In the listing below, find each line holding "title" and copy it.

Top of Dataset entries

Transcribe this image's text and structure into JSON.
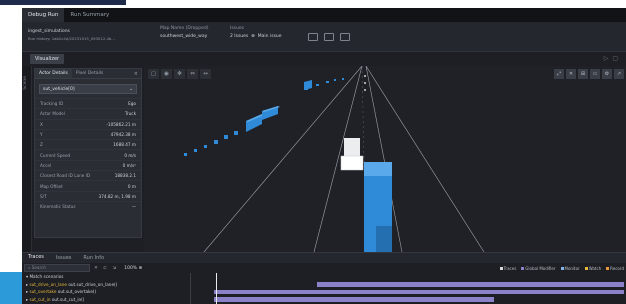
{
  "top_tabs": [
    "Debug Run",
    "Run Summary"
  ],
  "info_bar": {
    "scenario_name": "ingest_simulations",
    "scenario_sub": "Run history: 1ab2c4d/20231015_093012.4b...",
    "map_label": "Map Name (Dropped)",
    "map_value": "southwest_wide_way",
    "issues_label": "Issues",
    "issue_count": "2 Issues",
    "main_issue": "Main issue"
  },
  "visualizer_label": "Visualizer",
  "rail_label": "Scene",
  "panel": {
    "tabs": [
      "Actor Details",
      "Pixel Details"
    ],
    "close": "×",
    "actor_selected": "sut_vehicle[0]",
    "properties": [
      {
        "k": "Tracking ID",
        "v": "Ego"
      },
      {
        "k": "Actor Model",
        "v": "Truck"
      },
      {
        "k": "X",
        "v": "-105862.21 m"
      },
      {
        "k": "Y",
        "v": "47942.38 m"
      },
      {
        "k": "Z",
        "v": "1688.47 m"
      },
      {
        "k": "Current Speed",
        "v": "0 m/s"
      },
      {
        "k": "Accel",
        "v": "0 m/s²"
      },
      {
        "k": "Closest Road ID Lane ID",
        "v": "18838.2.1"
      },
      {
        "k": "Map Offset",
        "v": "0 m"
      },
      {
        "k": "S/T",
        "v": "374.82 m, 1.98 m"
      },
      {
        "k": "Kinematic Status",
        "v": "—"
      }
    ]
  },
  "viewport_tools_left": [
    "▢",
    "◉",
    "✥",
    "⇔",
    "↔"
  ],
  "viewport_tools_right": [
    "⤢",
    "✕",
    "⊞",
    "▭",
    "⚙",
    "↗"
  ],
  "bottom_tabs": [
    "Traces",
    "Issues",
    "Run Info"
  ],
  "trace_toolbar": {
    "search_placeholder": "Search",
    "zoom": "100% ⊕"
  },
  "legend": [
    {
      "label": "Traces",
      "color": "#d9d9d9"
    },
    {
      "label": "Global Modifier",
      "color": "#8c80c9"
    },
    {
      "label": "Monitor",
      "color": "#7fb3e6"
    },
    {
      "label": "Watch",
      "color": "#e6b93d"
    },
    {
      "label": "Record",
      "color": "#e69a3d"
    }
  ],
  "traces": [
    {
      "prefix": "▾ ",
      "name": "Match scenarios",
      "highlight": false,
      "bar_start": 0.0,
      "bar_end": 0.0
    },
    {
      "prefix": "▸ ",
      "name": "sut_drive_on_lane",
      "suffix": " out.sut_drive_on_lane()",
      "highlight": true,
      "bar_start": 0.29,
      "bar_end": 1.0
    },
    {
      "prefix": "▸ ",
      "name": "sut_overtake",
      "suffix": " out.sut_overtake()",
      "highlight": true,
      "bar_start": 0.05,
      "bar_end": 1.0
    },
    {
      "prefix": "▸ ",
      "name": "sut_cut_in",
      "suffix": " out.sut_cut_in()",
      "highlight": true,
      "bar_start": 0.05,
      "bar_end": 0.7
    }
  ],
  "colors": {
    "accent": "#2c9ad9",
    "trace_bar": "#8c80c9",
    "actor_blue": "#2f8bd8"
  }
}
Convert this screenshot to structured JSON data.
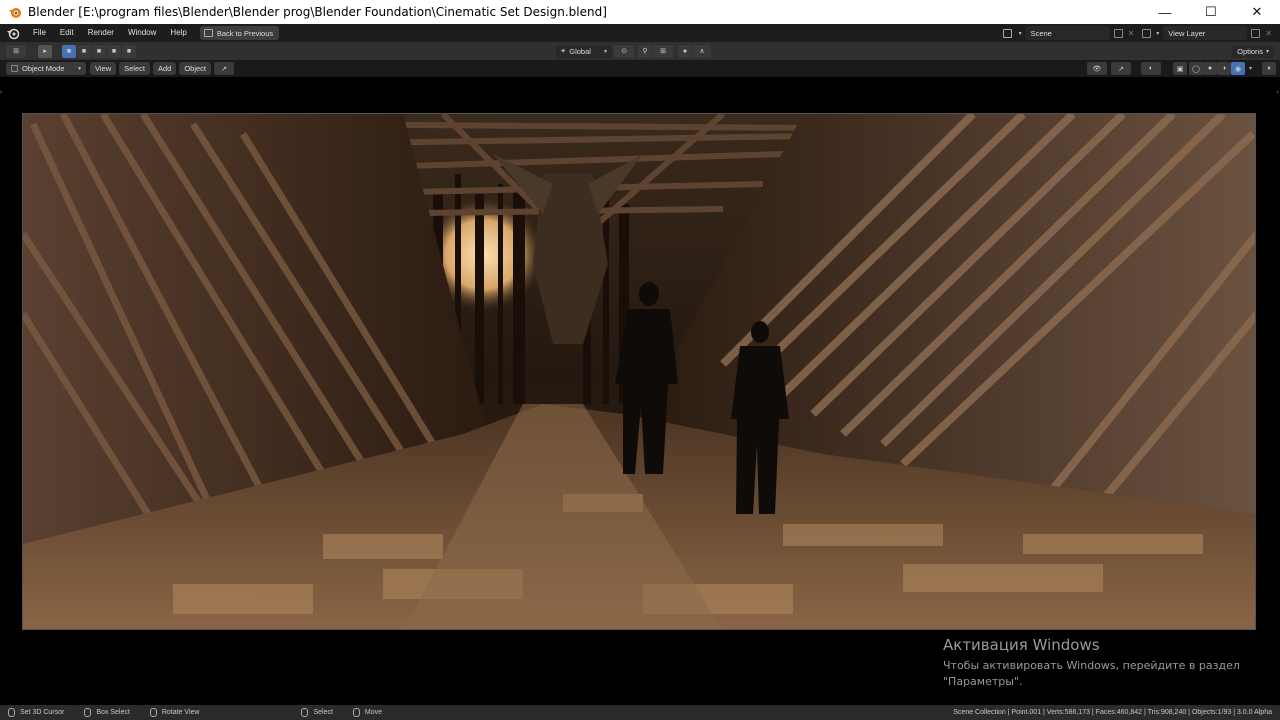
{
  "window": {
    "title": "Blender [E:\\program files\\Blender\\Blender prog\\Blender Foundation\\Cinematic Set Design.blend]",
    "controls": [
      "—",
      "☐",
      "✕"
    ]
  },
  "topbar": {
    "menus": [
      "File",
      "Edit",
      "Render",
      "Window",
      "Help"
    ],
    "back_label": "Back to Previous",
    "scene": "Scene",
    "view_layer": "View Layer"
  },
  "header1": {
    "transform_orientation": "Global",
    "options_label": "Options"
  },
  "header2": {
    "mode": "Object Mode",
    "menus": [
      "View",
      "Select",
      "Add",
      "Object"
    ]
  },
  "activation": {
    "title": "Активация Windows",
    "line1": "Чтобы активировать Windows, перейдите в раздел",
    "line2": "\"Параметры\"."
  },
  "statusbar": {
    "hints": [
      "Set 3D Cursor",
      "Box Select",
      "Rotate View",
      "Select",
      "Move"
    ],
    "stats": "Scene Collection | Point.001 | Verts:586,173 | Faces:460,842 | Tris:908,240 | Objects:1/93 | 3.0.0 Alpha"
  },
  "colors": {
    "accent": "#4772b3",
    "header": "#303030",
    "topbar": "#1d1d1d",
    "statusbar": "#2b2b2b"
  }
}
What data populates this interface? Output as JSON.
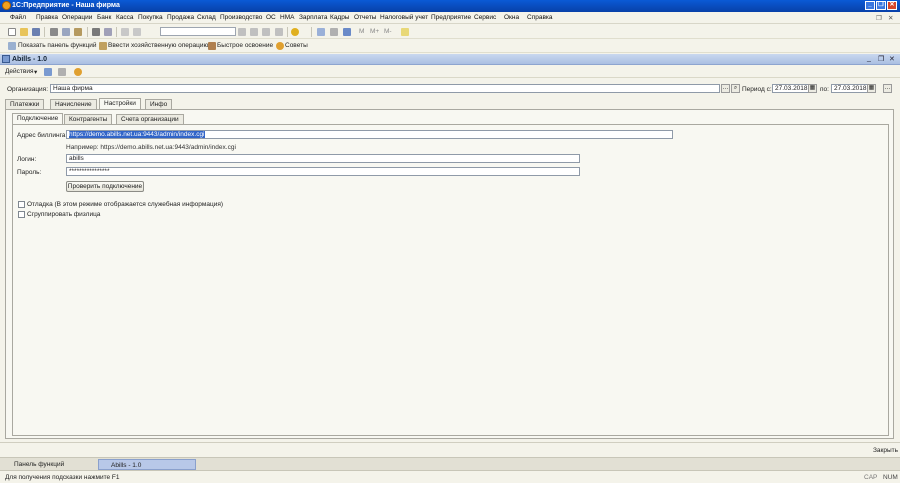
{
  "window": {
    "title": "1С:Предприятие - Наша фирма",
    "min": "_",
    "restore": "❐",
    "close": "✕"
  },
  "menu": [
    "Файл",
    "Правка",
    "Операции",
    "Банк",
    "Касса",
    "Покупка",
    "Продажа",
    "Склад",
    "Производство",
    "ОС",
    "НМА",
    "Зарплата",
    "Кадры",
    "Отчеты",
    "Налоговый учет",
    "Предприятие",
    "Сервис",
    "Окна",
    "Справка"
  ],
  "toolbar2": {
    "show_panel": "Показать панель функций",
    "enter_op": "Ввести хозяйственную операцию",
    "quick": "Быстрое освоение",
    "tips": "Советы"
  },
  "form": {
    "title": "Abills - 1.0",
    "actions_label": "Действия",
    "org_label": "Организация:",
    "org_value": "Наша фирма",
    "period_label": "Период с:",
    "period_from": "27.03.2018",
    "period_to_label": "по:",
    "period_to": "27.03.2018",
    "tabs": [
      "Платежки",
      "Начисление",
      "Настройки",
      "Инфо"
    ],
    "active_tab": "Настройки",
    "subtabs": [
      "Подключение",
      "Контрагенты",
      "Счета организации"
    ],
    "active_subtab": "Подключение",
    "billing_label": "Адрес биллинга:",
    "billing_value": "https://demo.abills.net.ua:9443/admin/index.cgi",
    "example_text": "Например: https://demo.abills.net.ua:9443/admin/index.cgi",
    "login_label": "Логин:",
    "login_value": "abills",
    "password_label": "Пароль:",
    "password_value": "****************",
    "check_button": "Проверить подключение",
    "debug_label": "Отладка (В этом режиме отображается служебная информация)",
    "group_label": "Сгруппировать физлица",
    "close_button": "Закрыть"
  },
  "taskbar": {
    "panel": "Панель функций",
    "form": "Abills - 1.0"
  },
  "status": {
    "hint": "Для получения подсказки нажмите F1",
    "cap": "CAP",
    "num": "NUM"
  }
}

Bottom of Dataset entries

→ Response to the exercise:
    "title": "Blender [E:\\program files\\Blender\\Blender prog\\Blender Foundation\\Cinematic Set Design.blend]",
    "title": "Активация Windows",
    "title": "1С:Предприятие - Наша фирма",
    "title": "Abills - 1.0",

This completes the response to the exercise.